Showdown: Fountain Pens vs. Ballpoint Pens

In this age-old battle of classic versus modern, artistic versus practical, and reusable vs. disposable, you’ll learn more than you ever wanted to know about fountain and ballpoint pens, from the promotional product company that brings you the best of both:

A History
While the first practical fountain pen was patented by insurance salesman Lewis Waterman in 1884, the oldest known fountain pen in existence dates all the way back to 1702! Today’s fountain pen is based on a thousand-year history of the conventional quill pen, originally created when inventors discovered the natural ink reserve found in the hollow channel of bird feathers, and aimed to recreate it.

The ballpoint pen was first patented in 1888 by John J. Loud, a leather tanner who needed a pen that would write on his leather products. While his model worked on coarse surfaces, it didn’t prove capable of common-use letter-writing.
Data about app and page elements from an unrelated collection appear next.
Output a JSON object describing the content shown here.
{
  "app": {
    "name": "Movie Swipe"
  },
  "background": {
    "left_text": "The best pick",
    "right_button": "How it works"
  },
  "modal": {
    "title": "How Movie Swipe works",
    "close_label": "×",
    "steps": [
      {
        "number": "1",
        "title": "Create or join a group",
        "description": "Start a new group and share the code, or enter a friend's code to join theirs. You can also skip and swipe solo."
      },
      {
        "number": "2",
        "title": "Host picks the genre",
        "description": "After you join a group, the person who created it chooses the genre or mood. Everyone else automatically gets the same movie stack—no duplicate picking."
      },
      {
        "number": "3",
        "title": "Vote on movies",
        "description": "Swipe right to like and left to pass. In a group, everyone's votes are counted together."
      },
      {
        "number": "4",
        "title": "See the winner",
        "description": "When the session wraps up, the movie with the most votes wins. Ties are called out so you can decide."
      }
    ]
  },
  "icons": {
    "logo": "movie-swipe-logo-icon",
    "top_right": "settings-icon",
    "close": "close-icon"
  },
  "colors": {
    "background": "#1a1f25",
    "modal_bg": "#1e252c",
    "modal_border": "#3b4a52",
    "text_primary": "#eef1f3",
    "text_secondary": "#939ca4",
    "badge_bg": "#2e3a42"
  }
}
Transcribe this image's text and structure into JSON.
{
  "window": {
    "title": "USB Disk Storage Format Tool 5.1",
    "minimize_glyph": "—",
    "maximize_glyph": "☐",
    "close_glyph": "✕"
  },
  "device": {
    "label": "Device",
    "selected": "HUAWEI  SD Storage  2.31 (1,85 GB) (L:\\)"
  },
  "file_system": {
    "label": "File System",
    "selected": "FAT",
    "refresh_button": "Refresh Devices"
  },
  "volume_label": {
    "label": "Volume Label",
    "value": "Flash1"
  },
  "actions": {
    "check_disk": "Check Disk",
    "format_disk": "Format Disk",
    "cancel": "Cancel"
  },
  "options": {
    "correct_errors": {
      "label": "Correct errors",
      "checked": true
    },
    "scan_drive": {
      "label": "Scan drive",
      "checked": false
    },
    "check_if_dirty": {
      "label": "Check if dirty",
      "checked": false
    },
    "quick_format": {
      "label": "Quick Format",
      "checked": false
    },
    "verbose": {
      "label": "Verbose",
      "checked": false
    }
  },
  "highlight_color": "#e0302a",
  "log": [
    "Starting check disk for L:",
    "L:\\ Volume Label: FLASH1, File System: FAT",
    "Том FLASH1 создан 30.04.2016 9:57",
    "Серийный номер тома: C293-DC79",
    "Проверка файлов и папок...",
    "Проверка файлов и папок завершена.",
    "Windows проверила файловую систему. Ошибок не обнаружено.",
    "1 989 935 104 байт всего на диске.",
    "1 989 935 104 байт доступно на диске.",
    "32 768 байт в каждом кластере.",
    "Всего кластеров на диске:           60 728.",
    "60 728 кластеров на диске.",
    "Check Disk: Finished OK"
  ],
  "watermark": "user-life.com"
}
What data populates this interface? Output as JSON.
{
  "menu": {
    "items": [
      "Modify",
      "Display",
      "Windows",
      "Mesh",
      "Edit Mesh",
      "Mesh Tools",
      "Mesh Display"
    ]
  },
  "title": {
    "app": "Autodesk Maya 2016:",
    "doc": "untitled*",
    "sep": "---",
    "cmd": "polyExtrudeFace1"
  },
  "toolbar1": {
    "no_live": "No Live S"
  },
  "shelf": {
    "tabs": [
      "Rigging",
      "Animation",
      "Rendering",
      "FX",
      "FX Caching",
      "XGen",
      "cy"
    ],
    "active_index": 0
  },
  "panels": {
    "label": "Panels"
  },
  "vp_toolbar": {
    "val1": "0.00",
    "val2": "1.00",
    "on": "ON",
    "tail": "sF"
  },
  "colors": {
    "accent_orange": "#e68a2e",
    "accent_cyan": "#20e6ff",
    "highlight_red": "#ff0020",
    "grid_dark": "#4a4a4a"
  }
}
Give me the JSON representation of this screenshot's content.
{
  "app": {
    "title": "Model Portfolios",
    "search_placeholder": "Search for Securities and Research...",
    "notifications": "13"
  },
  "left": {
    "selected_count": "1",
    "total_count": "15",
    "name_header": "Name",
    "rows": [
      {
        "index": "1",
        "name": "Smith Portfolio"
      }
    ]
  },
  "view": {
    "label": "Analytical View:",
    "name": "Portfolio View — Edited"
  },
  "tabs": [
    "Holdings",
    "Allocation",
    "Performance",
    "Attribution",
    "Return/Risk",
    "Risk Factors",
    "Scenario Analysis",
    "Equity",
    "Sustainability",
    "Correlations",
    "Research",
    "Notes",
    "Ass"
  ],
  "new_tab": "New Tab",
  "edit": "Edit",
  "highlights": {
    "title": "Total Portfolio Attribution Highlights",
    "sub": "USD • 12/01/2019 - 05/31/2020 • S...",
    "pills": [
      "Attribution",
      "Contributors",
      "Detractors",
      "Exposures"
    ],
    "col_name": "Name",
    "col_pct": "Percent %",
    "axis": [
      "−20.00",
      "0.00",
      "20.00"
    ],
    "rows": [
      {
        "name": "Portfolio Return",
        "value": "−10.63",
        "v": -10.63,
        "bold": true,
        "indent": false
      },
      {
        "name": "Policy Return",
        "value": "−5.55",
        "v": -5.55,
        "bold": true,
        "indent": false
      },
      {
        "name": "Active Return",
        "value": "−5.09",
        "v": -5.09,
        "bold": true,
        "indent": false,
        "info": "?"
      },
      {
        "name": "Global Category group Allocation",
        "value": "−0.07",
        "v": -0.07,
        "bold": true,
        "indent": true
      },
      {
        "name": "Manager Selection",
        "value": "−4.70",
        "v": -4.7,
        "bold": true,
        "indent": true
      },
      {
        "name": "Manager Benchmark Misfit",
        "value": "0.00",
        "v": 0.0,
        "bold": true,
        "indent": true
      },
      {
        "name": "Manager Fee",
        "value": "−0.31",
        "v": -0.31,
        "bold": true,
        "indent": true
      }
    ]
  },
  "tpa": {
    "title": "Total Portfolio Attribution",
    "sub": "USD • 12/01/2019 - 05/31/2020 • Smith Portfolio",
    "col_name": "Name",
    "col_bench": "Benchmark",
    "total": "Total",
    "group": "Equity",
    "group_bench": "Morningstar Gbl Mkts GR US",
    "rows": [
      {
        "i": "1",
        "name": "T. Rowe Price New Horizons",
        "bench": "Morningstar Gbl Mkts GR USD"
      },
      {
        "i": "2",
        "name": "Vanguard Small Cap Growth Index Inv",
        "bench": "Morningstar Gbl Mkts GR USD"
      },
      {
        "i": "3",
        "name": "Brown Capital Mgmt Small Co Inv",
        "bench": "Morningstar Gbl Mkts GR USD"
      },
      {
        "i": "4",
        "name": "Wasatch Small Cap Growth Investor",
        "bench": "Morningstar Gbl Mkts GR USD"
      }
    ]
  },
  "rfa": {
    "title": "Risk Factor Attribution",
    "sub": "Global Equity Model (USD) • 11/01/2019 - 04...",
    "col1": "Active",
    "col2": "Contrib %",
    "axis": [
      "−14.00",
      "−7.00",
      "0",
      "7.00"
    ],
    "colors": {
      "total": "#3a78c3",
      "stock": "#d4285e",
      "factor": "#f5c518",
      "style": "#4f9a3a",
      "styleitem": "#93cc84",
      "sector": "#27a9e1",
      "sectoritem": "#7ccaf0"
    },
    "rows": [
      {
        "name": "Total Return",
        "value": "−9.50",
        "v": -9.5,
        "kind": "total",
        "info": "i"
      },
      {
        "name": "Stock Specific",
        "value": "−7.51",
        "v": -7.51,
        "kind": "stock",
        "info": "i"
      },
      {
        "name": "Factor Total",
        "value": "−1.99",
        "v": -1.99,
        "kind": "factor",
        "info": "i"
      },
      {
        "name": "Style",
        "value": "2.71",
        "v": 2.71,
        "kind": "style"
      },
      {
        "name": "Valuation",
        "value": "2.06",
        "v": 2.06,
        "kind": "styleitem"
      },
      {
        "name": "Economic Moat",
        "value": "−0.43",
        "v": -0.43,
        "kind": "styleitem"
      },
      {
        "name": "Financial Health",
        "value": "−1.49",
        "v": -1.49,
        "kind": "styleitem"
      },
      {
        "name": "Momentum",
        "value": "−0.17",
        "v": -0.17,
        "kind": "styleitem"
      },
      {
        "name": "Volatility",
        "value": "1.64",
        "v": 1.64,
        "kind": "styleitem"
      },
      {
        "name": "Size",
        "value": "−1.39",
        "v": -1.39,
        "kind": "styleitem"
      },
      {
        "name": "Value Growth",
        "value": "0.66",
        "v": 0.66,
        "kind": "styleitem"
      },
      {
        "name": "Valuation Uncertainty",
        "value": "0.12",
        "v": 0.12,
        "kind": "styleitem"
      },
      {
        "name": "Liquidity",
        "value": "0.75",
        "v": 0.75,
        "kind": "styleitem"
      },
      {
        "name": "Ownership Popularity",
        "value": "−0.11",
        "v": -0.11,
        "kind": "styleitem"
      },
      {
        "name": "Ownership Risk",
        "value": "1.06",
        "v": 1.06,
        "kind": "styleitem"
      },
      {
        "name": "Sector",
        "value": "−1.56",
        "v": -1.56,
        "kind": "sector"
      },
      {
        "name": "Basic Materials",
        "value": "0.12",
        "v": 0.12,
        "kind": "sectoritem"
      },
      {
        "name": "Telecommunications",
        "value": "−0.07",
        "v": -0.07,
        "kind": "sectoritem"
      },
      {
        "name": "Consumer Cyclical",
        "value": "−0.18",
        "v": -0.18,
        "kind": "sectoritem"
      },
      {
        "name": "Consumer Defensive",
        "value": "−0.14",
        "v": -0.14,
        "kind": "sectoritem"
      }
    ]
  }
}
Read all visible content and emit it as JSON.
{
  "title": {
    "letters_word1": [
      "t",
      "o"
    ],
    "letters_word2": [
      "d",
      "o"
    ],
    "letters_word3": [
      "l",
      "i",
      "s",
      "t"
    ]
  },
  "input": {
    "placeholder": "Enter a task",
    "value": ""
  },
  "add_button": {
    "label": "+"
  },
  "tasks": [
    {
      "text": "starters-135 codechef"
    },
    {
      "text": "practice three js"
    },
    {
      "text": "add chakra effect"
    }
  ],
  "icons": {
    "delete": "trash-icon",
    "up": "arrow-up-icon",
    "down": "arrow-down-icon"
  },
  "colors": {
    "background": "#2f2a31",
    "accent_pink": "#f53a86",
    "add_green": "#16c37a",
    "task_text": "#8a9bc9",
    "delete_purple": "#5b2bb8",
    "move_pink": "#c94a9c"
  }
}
It wasn’t until 1938 that a frustrated Hungarian newspaper editor, László Bíró, filed a British patent on the first controlled flow ballpoint pen, not unlike the custom rollerball pens we have available…and changed the (pen) world forever!

How They Work
Fountain Pens
allow for natural ink flow from the ink reservoir through the nib (the tip of the pen). The speed and angle of the nib controls the width of the strokes as you write, and ink cartridges, though disposable, must be replaced manually as they are used.

Ballpoint Pens are today’s dominant pen, viewed as cleaner and more practical than the fountain pen. These disposable writing utensils dispense ink through a ball bearing at the point of the pen—roll it any direction and a uniform stroke of ink will appear.

So…
It’s up to you! Use a fountain pen if you’re looking for ink control and expressive lines with varying widths that’ll impress your friends, or turn to a ballpoint pen if you want something that’s low maintenance, disposable, and easy to use and replace. With pros and cons to both, it makes sense to have one of each… and you can find them at National Pen!